The repetitive cry of the loon echoes across nearly every body of water by day, and by night the haunting howls of wolves pierce the darkness. Bald eagles soar above the interconnected waterways, then settle into nests to scan their domain. Northern pike, walleye and smallmouth bass negotiate the frigid waters, as anglers on boats try to lure the prey from the depths. And visitors in kayaks and canoes propel themselves through the aqueous wonders of Minnesota’s Voyageurs National Park, intent on quietly partaking of nature.
Established in 1975 and consisting of 218,054 acres, Voyageurs delivers thrills aplenty to travelers who enjoy aquatic adventures. Since a third of the park’s area is liquid, visitors to this southern section of the Canadian Shield should at least have a desire to experience some kind of watercraft. They do not, however, have to explore this North Woods habitat of more than 30 lakes and 500 islands via birch-bark canoes, as did the French Canadian explorers for whom the park is named. Negotiating the four major lakes — Sand Point, Namakan, Kabetogama and Rainy — is certainly part of Voyageurs’ appeal, but the watery labyrinth can easily disorient boaters. Therefore, in order not to inadvertently cross into Canada, travelers should carry maps and pay close attention to navigational markers.
The park’s abundant islands hold dozens of pine-thick campsites situated on bluffs, but campers must access these sites by boat. However, some private campgrounds on the shores of the national park allow RVers to partake of the park’s watery wonders and still sleep in their own beds. Woodenfrog State Campground also offers dozens of rustic sites. Voyageurs’ numerous camping options are listed in the Rendezvous, a park publication that travelers can view online or request by phone from park headquarters.
Today’s visitors don’t have to possess the fortitude of the fur traders who negotiated these waterways in the late 18th and early 19th centuries. If exploring in their own boats is too daunting, travelers can paddle in a replica of a voyageurs’ North Canoe at the two visitor centers during the summer. Tour boats display the scenic attractions of both Rainy Lake and Kabetogama Lake. On terra firma, visitors can view obsolete mine shafts and artifacts — remnants of the Rainy Lake Gold Rush — on Little American Island.
On the edge of the park, resort communities provide access to the park’s entrances.
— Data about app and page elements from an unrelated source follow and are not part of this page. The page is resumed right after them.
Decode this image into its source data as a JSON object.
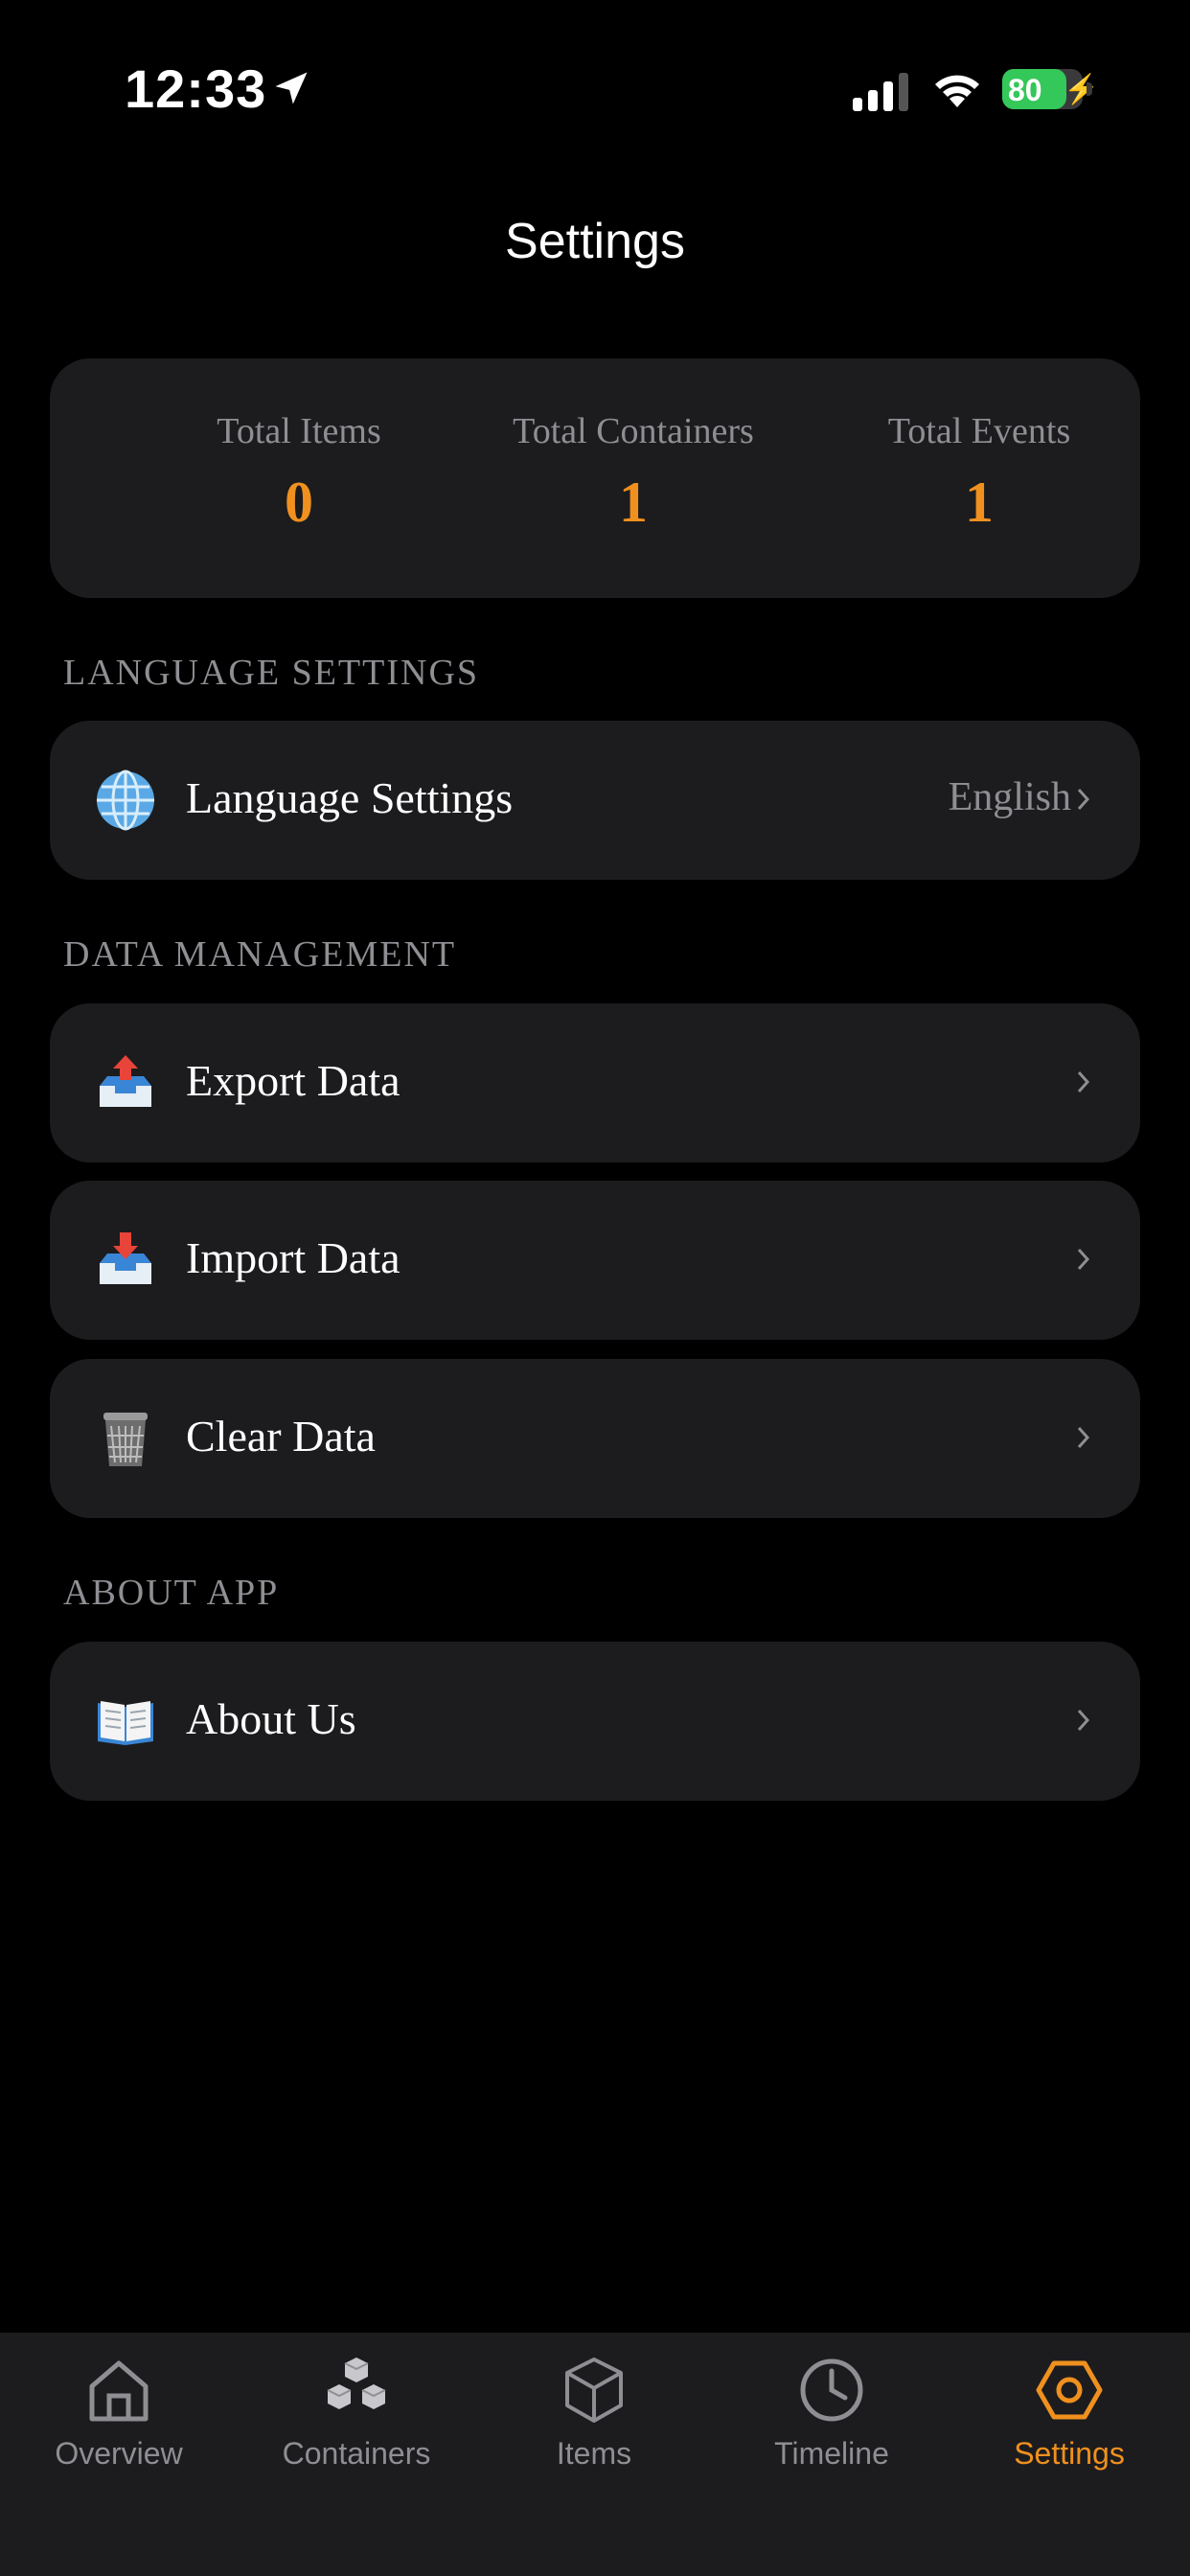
{
  "status_bar": {
    "time": "12:33",
    "battery": "80",
    "icons": [
      "location-arrow-icon",
      "cellular-signal-icon",
      "wifi-icon",
      "battery-icon"
    ]
  },
  "header": {
    "title": "Settings"
  },
  "stats": [
    {
      "label": "Total Items",
      "value": "0"
    },
    {
      "label": "Total Containers",
      "value": "1"
    },
    {
      "label": "Total Events",
      "value": "1"
    }
  ],
  "sections": {
    "language": {
      "header": "LANGUAGE SETTINGS",
      "rows": [
        {
          "label": "Language Settings",
          "value": "English",
          "icon": "globe-icon"
        }
      ]
    },
    "data": {
      "header": "DATA MANAGEMENT",
      "rows": [
        {
          "label": "Export Data",
          "icon": "outbox-tray-icon"
        },
        {
          "label": "Import Data",
          "icon": "inbox-tray-icon"
        },
        {
          "label": "Clear Data",
          "icon": "wastebasket-icon"
        }
      ]
    },
    "about": {
      "header": "ABOUT APP",
      "rows": [
        {
          "label": "About Us",
          "icon": "open-book-icon"
        }
      ]
    }
  },
  "tabs": [
    {
      "label": "Overview",
      "icon": "house-icon"
    },
    {
      "label": "Containers",
      "icon": "cubes-icon"
    },
    {
      "label": "Items",
      "icon": "box-icon"
    },
    {
      "label": "Timeline",
      "icon": "clock-icon"
    },
    {
      "label": "Settings",
      "icon": "hexagon-gear-icon",
      "active": true
    }
  ],
  "colors": {
    "accent": "#f0901e",
    "card": "#1c1c1e",
    "secondary_text": "#8e8e93",
    "battery": "#34c759"
  }
}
Ash River, Crane Lake, International Falls and Kabetogama Lake deliver unique experiences, and visitors should not delude themselves into thinking they can experience “all the park has to offer.” Multiple trips are necessary even to attempt such a feat and, once the water turns to winter ice, Voyageurs serves up new outdoor opportunities — ice fishing, snowmobiling, cross-country skiing and snowshoeing. The Chain of Lakes snowmobile trail allows for backcountry thrills, and the Black Bay Beaver Pond cross-country ski trails allow visitors to take in all that white scenery at a more leisurely pace. Anglers, of course, can sink their augers practically anywhere.
Voyageurs National Park, (218) 283-6600, www.nps.gov/voya